      The Coast Guard does just fine with navy blue BDUs. Practical, comfortable, and nobody seems to care if a Guardsman gets splotches on it. They don’t iron them, nor worry about whether they are wrinkled — it’s a WORKING uniform.

  • Zachary marrs

    Still a step up from this

  • http://RenderRanch.com/ Zermoid

    The idea that any camo can be “universal” (unless it can bend light or chameleon into colors that match where you currently are) is ridiculous. Even the same place can require different colors shemes to blend in depending on season, let alone different places!

  • big daddy

    Camo does not work, although Multicam seems like the best of the bunch. We where going from Green to woodland and it still stuck out in the forests of Germany when I was in the Army. It’s about breaking up your sight picture or whatever they call it. Put some fake veggies on your helmet and shoulders and stay low, that’s the best cammo IMO. Same for the M16A1 we had, stuck out like a sore thumb, black is the worst. It’s more about the sight picture not the color though. At each distance your eyes change what they capture, movement, color, shape it’s all part of it. The fact is in each type of environment you need a different color but KISS it, green, sand, khaki, simple colors work best and solid colors are not a problem unless they do not match the terrain. You’re a lot better off wearing green in a jungle than tiger stripes and plain sand/tan in a desert than the cammo I have seen being used now.

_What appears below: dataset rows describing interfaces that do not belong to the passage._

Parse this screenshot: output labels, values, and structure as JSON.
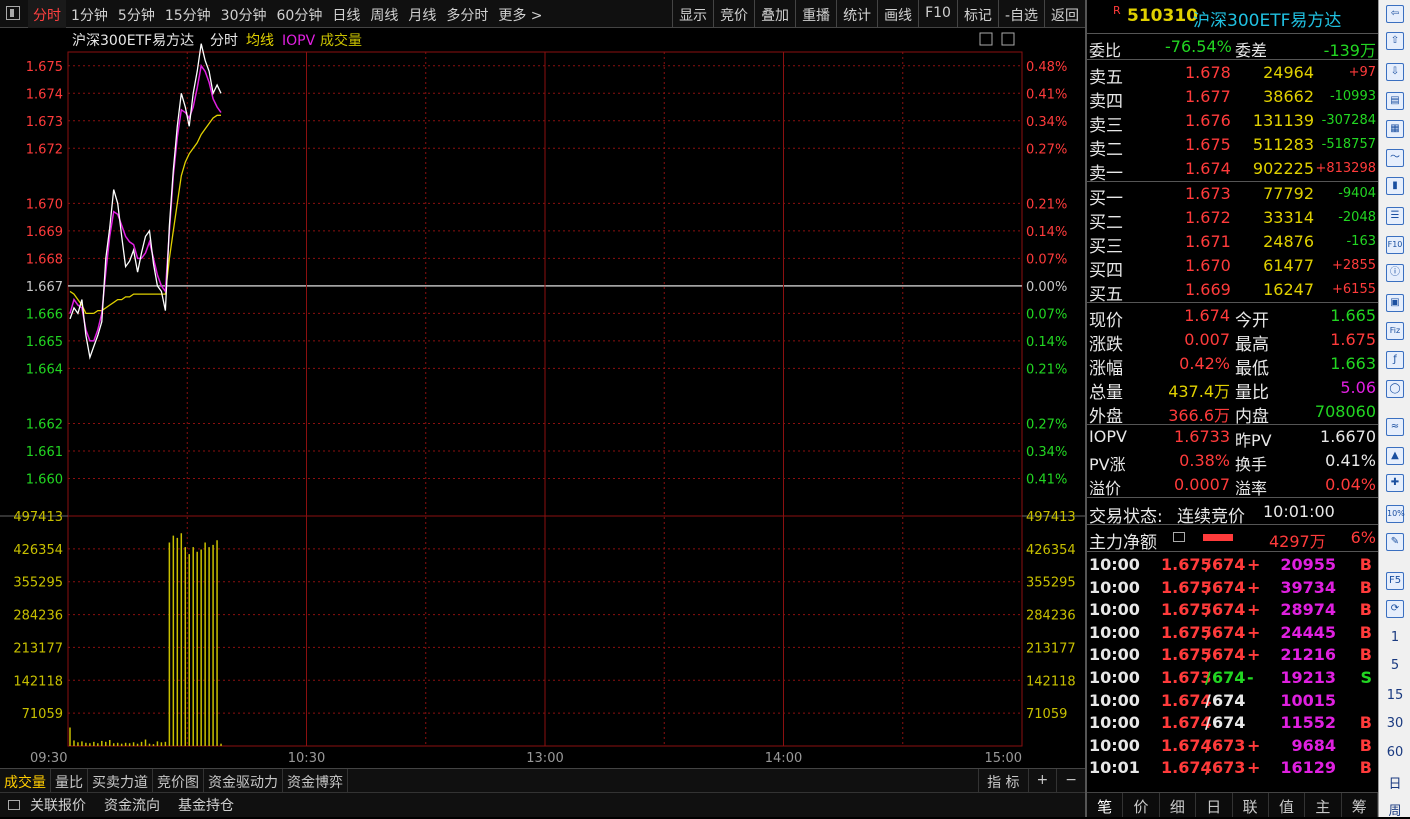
{
  "topbar": {
    "periods": [
      "分时",
      "1分钟",
      "5分钟",
      "15分钟",
      "30分钟",
      "60分钟",
      "日线",
      "周线",
      "月线",
      "多分时",
      "更多 >"
    ],
    "active_period": "分时",
    "tools": [
      "显示",
      "竞价",
      "叠加",
      "重播",
      "统计",
      "画线",
      "F10",
      "标记",
      "-自选",
      "返回"
    ]
  },
  "chart_header": {
    "name": "沪深300ETF易方达",
    "mode": "分时",
    "avg": "均线",
    "iopv": "IOPV",
    "vol": "成交量"
  },
  "colors": {
    "up": "#ff3b3b",
    "down": "#22d622",
    "price": "#ffffff",
    "avg": "#e0d000",
    "iopv": "#e020e0",
    "volume": "#c8c000",
    "grid": "#8b1010"
  },
  "chart_data": {
    "type": "line",
    "y_price_labels": [
      "1.675",
      "1.674",
      "1.673",
      "1.672",
      "1.670",
      "1.669",
      "1.668",
      "1.667",
      "1.666",
      "1.665",
      "1.664",
      "1.662",
      "1.661",
      "1.660"
    ],
    "y_pct_labels": [
      "0.48%",
      "0.41%",
      "0.34%",
      "0.27%",
      "0.21%",
      "0.14%",
      "0.07%",
      "0.00%",
      "0.07%",
      "0.14%",
      "0.21%",
      "0.27%",
      "0.34%",
      "0.41%"
    ],
    "pre_close": 1.667,
    "ylim": [
      1.6598,
      1.6755
    ],
    "vol_labels": [
      "497413",
      "426354",
      "355295",
      "284236",
      "213177",
      "142118",
      "71059"
    ],
    "vol_max": 497413,
    "x_labels": [
      "09:30",
      "10:30",
      "13:00",
      "14:00",
      "15:00"
    ],
    "total_minutes": 240,
    "price": [
      1.6658,
      1.6662,
      1.666,
      1.6665,
      1.6652,
      1.6644,
      1.6648,
      1.6652,
      1.6657,
      1.668,
      1.6691,
      1.6705,
      1.67,
      1.6688,
      1.6677,
      1.6679,
      1.6683,
      1.6675,
      1.6682,
      1.6688,
      1.669,
      1.6678,
      1.667,
      1.6668,
      1.6661,
      1.6692,
      1.6712,
      1.6728,
      1.674,
      1.6735,
      1.6728,
      1.674,
      1.6748,
      1.6758,
      1.6752,
      1.6748,
      1.674,
      1.6743,
      1.674
    ],
    "avg": [
      1.6668,
      1.6667,
      1.6665,
      1.6663,
      1.666,
      1.666,
      1.666,
      1.6661,
      1.6661,
      1.6662,
      1.6663,
      1.6664,
      1.6665,
      1.6665,
      1.6666,
      1.6666,
      1.6667,
      1.6667,
      1.6667,
      1.6667,
      1.6667,
      1.6667,
      1.6667,
      1.6667,
      1.6667,
      1.668,
      1.669,
      1.67,
      1.671,
      1.6715,
      1.6718,
      1.672,
      1.6722,
      1.6725,
      1.6727,
      1.6729,
      1.6731,
      1.6732,
      1.6732
    ],
    "iopv": [
      1.666,
      1.6665,
      1.6663,
      1.6662,
      1.6654,
      1.665,
      1.665,
      1.6654,
      1.666,
      1.6675,
      1.6688,
      1.6697,
      1.6696,
      1.6692,
      1.6688,
      1.6686,
      1.6685,
      1.668,
      1.668,
      1.6682,
      1.6686,
      1.668,
      1.6674,
      1.667,
      1.6668,
      1.669,
      1.671,
      1.6724,
      1.6734,
      1.6733,
      1.6731,
      1.6735,
      1.6742,
      1.675,
      1.6748,
      1.6744,
      1.6738,
      1.6735,
      1.6733
    ],
    "volume": [
      40000,
      12000,
      8000,
      10000,
      7000,
      6000,
      9000,
      6000,
      11000,
      9000,
      13000,
      6000,
      7000,
      5000,
      7000,
      6000,
      8000,
      5000,
      9000,
      14000,
      5000,
      4000,
      10000,
      8000,
      9000,
      440000,
      455000,
      450000,
      460000,
      430000,
      415000,
      430000,
      420000,
      425000,
      440000,
      430000,
      435000,
      445000,
      5000
    ]
  },
  "bottom_tabs": [
    "成交量",
    "量比",
    "买卖力道",
    "竞价图",
    "资金驱动力",
    "资金博弈"
  ],
  "bottom_right": [
    "指 标",
    "+",
    "−"
  ],
  "statusbar": [
    "关联报价",
    "资金流向",
    "基金持仓"
  ],
  "panel": {
    "badge": "R",
    "code": "510310",
    "name": "沪深300ETF易方达",
    "weibi_label": "委比",
    "weibi": "-76.54%",
    "weicha_label": "委差",
    "weicha": "-139万",
    "asks": [
      {
        "label": "卖五",
        "price": "1.678",
        "vol": "24964",
        "chg": "+97"
      },
      {
        "label": "卖四",
        "price": "1.677",
        "vol": "38662",
        "chg": "-10993"
      },
      {
        "label": "卖三",
        "price": "1.676",
        "vol": "131139",
        "chg": "-307284"
      },
      {
        "label": "卖二",
        "price": "1.675",
        "vol": "511283",
        "chg": "-518757"
      },
      {
        "label": "卖一",
        "price": "1.674",
        "vol": "902225",
        "chg": "+813298"
      }
    ],
    "bids": [
      {
        "label": "买一",
        "price": "1.673",
        "vol": "77792",
        "chg": "-9404"
      },
      {
        "label": "买二",
        "price": "1.672",
        "vol": "33314",
        "chg": "-2048"
      },
      {
        "label": "买三",
        "price": "1.671",
        "vol": "24876",
        "chg": "-163"
      },
      {
        "label": "买四",
        "price": "1.670",
        "vol": "61477",
        "chg": "+2855"
      },
      {
        "label": "买五",
        "price": "1.669",
        "vol": "16247",
        "chg": "+6155"
      }
    ],
    "quote": [
      {
        "l1": "现价",
        "v1": "1.674",
        "c1": "red",
        "l2": "今开",
        "v2": "1.665",
        "c2": "grn"
      },
      {
        "l1": "涨跌",
        "v1": "0.007",
        "c1": "red",
        "l2": "最高",
        "v2": "1.675",
        "c2": "red"
      },
      {
        "l1": "涨幅",
        "v1": "0.42%",
        "c1": "red",
        "l2": "最低",
        "v2": "1.663",
        "c2": "grn"
      },
      {
        "l1": "总量",
        "v1": "437.4万",
        "c1": "yel",
        "l2": "量比",
        "v2": "5.06",
        "c2": "mag"
      },
      {
        "l1": "外盘",
        "v1": "366.6万",
        "c1": "red",
        "l2": "内盘",
        "v2": "708060",
        "c2": "grn"
      }
    ],
    "iopv_rows": [
      {
        "l1": "IOPV",
        "v1": "1.6733",
        "c1": "red",
        "l2": "昨PV",
        "v2": "1.6670",
        "c2": "wht"
      },
      {
        "l1": "PV涨",
        "v1": "0.38%",
        "c1": "red",
        "l2": "换手",
        "v2": "0.41%",
        "c2": "wht"
      },
      {
        "l1": "溢价",
        "v1": "0.0007",
        "c1": "red",
        "l2": "溢率",
        "v2": "0.04%",
        "c2": "red"
      }
    ],
    "trade_status_label": "交易状态:",
    "trade_status": "连续竞价",
    "trade_time": "10:01:00",
    "zhuli_label": "主力净额",
    "zhuli_value": "4297万",
    "zhuli_pct": "6%",
    "ticks": [
      {
        "t": "10:00",
        "p1": "1.675",
        "p2": "674",
        "pc": "red",
        "dir": "+",
        "dc": "red",
        "vol": "20955",
        "vc": "mag",
        "bs": "B",
        "bc": "red"
      },
      {
        "t": "10:00",
        "p1": "1.675",
        "p2": "674",
        "pc": "red",
        "dir": "+",
        "dc": "red",
        "vol": "39734",
        "vc": "mag",
        "bs": "B",
        "bc": "red"
      },
      {
        "t": "10:00",
        "p1": "1.675",
        "p2": "674",
        "pc": "red",
        "dir": "+",
        "dc": "red",
        "vol": "28974",
        "vc": "mag",
        "bs": "B",
        "bc": "red"
      },
      {
        "t": "10:00",
        "p1": "1.675",
        "p2": "674",
        "pc": "red",
        "dir": "+",
        "dc": "red",
        "vol": "24445",
        "vc": "mag",
        "bs": "B",
        "bc": "red"
      },
      {
        "t": "10:00",
        "p1": "1.675",
        "p2": "674",
        "pc": "red",
        "dir": "+",
        "dc": "red",
        "vol": "21216",
        "vc": "mag",
        "bs": "B",
        "bc": "red"
      },
      {
        "t": "10:00",
        "p1": "1.673",
        "p2": "674",
        "pc": "red",
        "dir": "-",
        "dc": "grn",
        "vol": "19213",
        "vc": "mag",
        "bs": "S",
        "bc": "grn"
      },
      {
        "t": "10:00",
        "p1": "1.674",
        "p2": "674",
        "pc": "red",
        "dir": "",
        "dc": "wht",
        "vol": "10015",
        "vc": "mag",
        "bs": "",
        "bc": "wht"
      },
      {
        "t": "10:00",
        "p1": "1.674",
        "p2": "674",
        "pc": "red",
        "dir": "",
        "dc": "wht",
        "vol": "11552",
        "vc": "mag",
        "bs": "B",
        "bc": "red"
      },
      {
        "t": "10:00",
        "p1": "1.674",
        "p2": "673",
        "pc": "red",
        "dir": "+",
        "dc": "red",
        "vol": "9684",
        "vc": "mag",
        "bs": "B",
        "bc": "red"
      },
      {
        "t": "10:01",
        "p1": "1.674",
        "p2": "673",
        "pc": "red",
        "dir": "+",
        "dc": "red",
        "vol": "16129",
        "vc": "mag",
        "bs": "B",
        "bc": "red"
      }
    ],
    "tabs": [
      "笔",
      "价",
      "细",
      "日",
      "联",
      "值",
      "主",
      "筹"
    ]
  },
  "sidebar": {
    "icons": [
      "back-arrow-icon",
      "up-arrow-icon",
      "down-arrow-icon",
      "quote-icon",
      "grid-icon",
      "line-chart-icon",
      "kline-icon",
      "list-icon",
      "f10-icon",
      "info-icon",
      "news-icon",
      "fiz-icon",
      "formula-icon",
      "circle-icon",
      "wave-icon",
      "area-icon",
      "multi-icon",
      "10pct-icon",
      "pen-icon",
      "f5-icon",
      "refresh-icon"
    ],
    "icon_text": [
      "⇦",
      "⇧",
      "⇩",
      "▤",
      "▦",
      "〜",
      "▮",
      "☰",
      "F10",
      "ⓘ",
      "▣",
      "Fiz",
      "ƒ",
      "◯",
      "≈",
      "▲",
      "✚",
      "10%",
      "✎",
      "F5",
      "⟳"
    ],
    "numbers": [
      "1",
      "5",
      "15",
      "30",
      "60",
      "日",
      "周"
    ]
  }
}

  • valorius

    There was absolutely nothing wrong with the old BDUs.

    All just a total waste of money.

  • 101nomad

    Green jeans and T-shirt in the summer, brown jeans and T-shirt in the winter, white jeans and T-shirt in the snow. Boots to match. Modify as needed.

  • Secundius

    @ Mouldy Squid.

    No sir you didn’t. The Scottish troops of WW1 did, and they were called “Ghillies”.

  • 101nomad

    OG-107 fatigues seemed to work well at the time (1962-1965). Fortunately, I got out before designer clothing became the rage.

  • Secundius

    You might want to check a little known project during WW2 called Project “Yehudi” headed by Lord Louis Mountbatten, 1st Earl Mountbatten of Burma. A perfect example of camouflage, too the extreme.

  • Will

    Camo designed by a bunch of desk pogues who have never been outside the pentagon.

    ASK THE TROOPS ON THE FIELD!!!!

  • The Major

    Nice try, Johnny Canuck! Desert Night Parka from Gulf War 1 came first.